> **Materials provided**:
*** Block opens ***

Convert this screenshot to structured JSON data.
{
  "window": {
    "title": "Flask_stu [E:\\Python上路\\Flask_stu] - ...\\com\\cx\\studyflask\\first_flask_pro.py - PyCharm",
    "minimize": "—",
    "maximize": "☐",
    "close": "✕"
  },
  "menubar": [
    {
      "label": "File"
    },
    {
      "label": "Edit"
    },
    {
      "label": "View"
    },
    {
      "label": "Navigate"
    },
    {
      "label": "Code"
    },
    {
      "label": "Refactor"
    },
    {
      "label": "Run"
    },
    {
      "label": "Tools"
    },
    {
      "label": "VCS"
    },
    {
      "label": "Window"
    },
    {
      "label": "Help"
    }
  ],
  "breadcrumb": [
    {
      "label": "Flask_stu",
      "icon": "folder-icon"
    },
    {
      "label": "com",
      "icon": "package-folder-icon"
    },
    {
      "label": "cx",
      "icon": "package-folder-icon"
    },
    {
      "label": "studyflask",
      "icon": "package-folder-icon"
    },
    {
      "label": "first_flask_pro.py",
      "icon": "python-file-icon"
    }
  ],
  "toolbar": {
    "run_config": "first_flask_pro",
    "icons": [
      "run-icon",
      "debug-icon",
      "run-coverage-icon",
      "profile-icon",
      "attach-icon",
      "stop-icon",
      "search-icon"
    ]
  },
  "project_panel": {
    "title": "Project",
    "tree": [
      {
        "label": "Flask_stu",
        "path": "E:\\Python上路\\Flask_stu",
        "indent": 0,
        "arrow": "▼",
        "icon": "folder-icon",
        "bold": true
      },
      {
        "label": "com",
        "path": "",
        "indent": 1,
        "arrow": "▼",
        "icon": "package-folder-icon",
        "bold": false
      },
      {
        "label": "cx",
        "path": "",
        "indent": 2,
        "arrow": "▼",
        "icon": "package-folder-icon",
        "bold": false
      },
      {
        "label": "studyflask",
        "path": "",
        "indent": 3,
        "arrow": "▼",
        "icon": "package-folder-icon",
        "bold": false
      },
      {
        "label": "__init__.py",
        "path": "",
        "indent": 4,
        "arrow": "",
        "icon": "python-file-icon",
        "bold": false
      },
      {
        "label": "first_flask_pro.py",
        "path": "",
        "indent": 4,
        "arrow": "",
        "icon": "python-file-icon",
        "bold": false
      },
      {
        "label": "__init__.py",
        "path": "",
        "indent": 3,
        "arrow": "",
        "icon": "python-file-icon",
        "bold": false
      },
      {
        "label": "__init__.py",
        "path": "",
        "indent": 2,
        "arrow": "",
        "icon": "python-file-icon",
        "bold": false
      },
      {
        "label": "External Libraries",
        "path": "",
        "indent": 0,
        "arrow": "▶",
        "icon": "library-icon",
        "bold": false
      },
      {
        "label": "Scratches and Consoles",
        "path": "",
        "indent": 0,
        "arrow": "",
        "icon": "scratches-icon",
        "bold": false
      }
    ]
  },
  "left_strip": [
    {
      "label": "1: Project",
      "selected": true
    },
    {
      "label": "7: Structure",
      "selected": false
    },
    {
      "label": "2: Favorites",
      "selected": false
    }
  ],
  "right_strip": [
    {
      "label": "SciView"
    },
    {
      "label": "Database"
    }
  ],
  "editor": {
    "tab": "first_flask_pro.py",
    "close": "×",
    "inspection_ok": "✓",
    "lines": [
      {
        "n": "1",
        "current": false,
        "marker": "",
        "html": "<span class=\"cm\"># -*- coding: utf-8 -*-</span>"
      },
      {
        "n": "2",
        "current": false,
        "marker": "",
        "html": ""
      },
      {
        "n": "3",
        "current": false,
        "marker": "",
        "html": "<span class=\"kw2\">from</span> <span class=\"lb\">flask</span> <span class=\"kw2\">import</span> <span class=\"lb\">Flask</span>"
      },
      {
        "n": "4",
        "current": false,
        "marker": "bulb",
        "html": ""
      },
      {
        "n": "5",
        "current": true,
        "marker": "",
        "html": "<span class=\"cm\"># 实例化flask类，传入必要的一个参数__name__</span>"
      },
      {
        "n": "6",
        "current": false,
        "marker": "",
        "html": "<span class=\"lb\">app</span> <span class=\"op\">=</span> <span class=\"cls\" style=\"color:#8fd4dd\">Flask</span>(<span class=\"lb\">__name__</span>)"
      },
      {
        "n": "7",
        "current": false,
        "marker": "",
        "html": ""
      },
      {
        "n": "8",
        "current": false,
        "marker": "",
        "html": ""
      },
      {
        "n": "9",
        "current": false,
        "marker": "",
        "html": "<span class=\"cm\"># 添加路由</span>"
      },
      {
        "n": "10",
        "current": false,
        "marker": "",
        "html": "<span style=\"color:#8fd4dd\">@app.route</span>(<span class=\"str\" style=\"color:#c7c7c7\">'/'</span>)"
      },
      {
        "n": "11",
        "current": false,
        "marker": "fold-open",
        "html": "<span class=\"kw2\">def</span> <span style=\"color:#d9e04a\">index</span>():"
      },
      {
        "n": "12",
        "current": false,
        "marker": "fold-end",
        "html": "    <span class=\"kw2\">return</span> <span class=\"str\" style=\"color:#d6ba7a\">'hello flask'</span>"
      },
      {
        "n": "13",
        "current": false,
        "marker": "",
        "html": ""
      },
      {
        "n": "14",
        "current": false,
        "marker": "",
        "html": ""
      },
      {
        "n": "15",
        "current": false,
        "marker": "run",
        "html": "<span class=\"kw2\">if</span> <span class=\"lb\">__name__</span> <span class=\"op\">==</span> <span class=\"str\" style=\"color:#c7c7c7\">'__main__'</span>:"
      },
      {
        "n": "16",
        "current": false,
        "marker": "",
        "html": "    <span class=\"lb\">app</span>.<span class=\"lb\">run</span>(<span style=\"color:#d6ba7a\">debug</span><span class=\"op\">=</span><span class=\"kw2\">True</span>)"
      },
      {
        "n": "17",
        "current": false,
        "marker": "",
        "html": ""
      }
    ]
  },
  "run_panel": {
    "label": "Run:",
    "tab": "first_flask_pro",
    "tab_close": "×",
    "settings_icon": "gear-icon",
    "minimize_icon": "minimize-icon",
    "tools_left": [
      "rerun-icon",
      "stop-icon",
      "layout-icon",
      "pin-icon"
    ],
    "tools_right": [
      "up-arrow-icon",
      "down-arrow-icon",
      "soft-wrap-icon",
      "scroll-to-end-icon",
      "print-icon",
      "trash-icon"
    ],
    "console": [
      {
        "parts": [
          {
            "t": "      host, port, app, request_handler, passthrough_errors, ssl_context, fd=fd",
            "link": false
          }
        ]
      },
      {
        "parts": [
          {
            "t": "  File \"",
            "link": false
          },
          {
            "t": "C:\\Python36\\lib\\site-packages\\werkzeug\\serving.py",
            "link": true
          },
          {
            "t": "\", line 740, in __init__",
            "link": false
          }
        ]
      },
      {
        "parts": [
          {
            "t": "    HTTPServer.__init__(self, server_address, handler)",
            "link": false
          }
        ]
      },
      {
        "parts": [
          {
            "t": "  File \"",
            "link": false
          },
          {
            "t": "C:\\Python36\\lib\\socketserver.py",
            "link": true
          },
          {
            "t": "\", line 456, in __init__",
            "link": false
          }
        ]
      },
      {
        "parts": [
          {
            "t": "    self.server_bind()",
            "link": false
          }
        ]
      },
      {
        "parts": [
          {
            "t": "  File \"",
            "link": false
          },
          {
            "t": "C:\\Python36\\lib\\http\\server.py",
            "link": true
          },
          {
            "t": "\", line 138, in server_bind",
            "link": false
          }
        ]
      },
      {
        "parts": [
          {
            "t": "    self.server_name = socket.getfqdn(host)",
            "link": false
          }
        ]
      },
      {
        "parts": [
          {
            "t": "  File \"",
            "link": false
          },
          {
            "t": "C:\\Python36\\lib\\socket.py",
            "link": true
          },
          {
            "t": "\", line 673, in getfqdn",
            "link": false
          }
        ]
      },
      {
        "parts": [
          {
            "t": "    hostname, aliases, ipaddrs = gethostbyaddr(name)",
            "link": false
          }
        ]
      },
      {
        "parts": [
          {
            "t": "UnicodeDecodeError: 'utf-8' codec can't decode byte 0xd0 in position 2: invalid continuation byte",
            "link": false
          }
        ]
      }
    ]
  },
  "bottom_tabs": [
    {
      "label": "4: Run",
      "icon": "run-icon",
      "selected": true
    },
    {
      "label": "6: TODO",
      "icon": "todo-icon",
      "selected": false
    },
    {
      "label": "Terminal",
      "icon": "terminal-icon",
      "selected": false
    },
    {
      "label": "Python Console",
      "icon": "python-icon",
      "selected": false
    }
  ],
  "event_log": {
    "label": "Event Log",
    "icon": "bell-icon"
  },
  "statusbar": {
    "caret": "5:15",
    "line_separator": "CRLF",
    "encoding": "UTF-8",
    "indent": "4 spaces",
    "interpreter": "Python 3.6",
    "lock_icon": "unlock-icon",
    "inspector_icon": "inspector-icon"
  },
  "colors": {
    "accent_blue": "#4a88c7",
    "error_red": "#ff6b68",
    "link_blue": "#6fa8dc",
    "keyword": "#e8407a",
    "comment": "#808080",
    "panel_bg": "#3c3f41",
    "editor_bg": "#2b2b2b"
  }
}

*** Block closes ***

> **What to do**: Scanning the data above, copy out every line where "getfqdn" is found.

> **Output below**:
            "t": "    self.server_name = socket.getfqdn(host)",
            "t": "\", line 673, in getfqdn",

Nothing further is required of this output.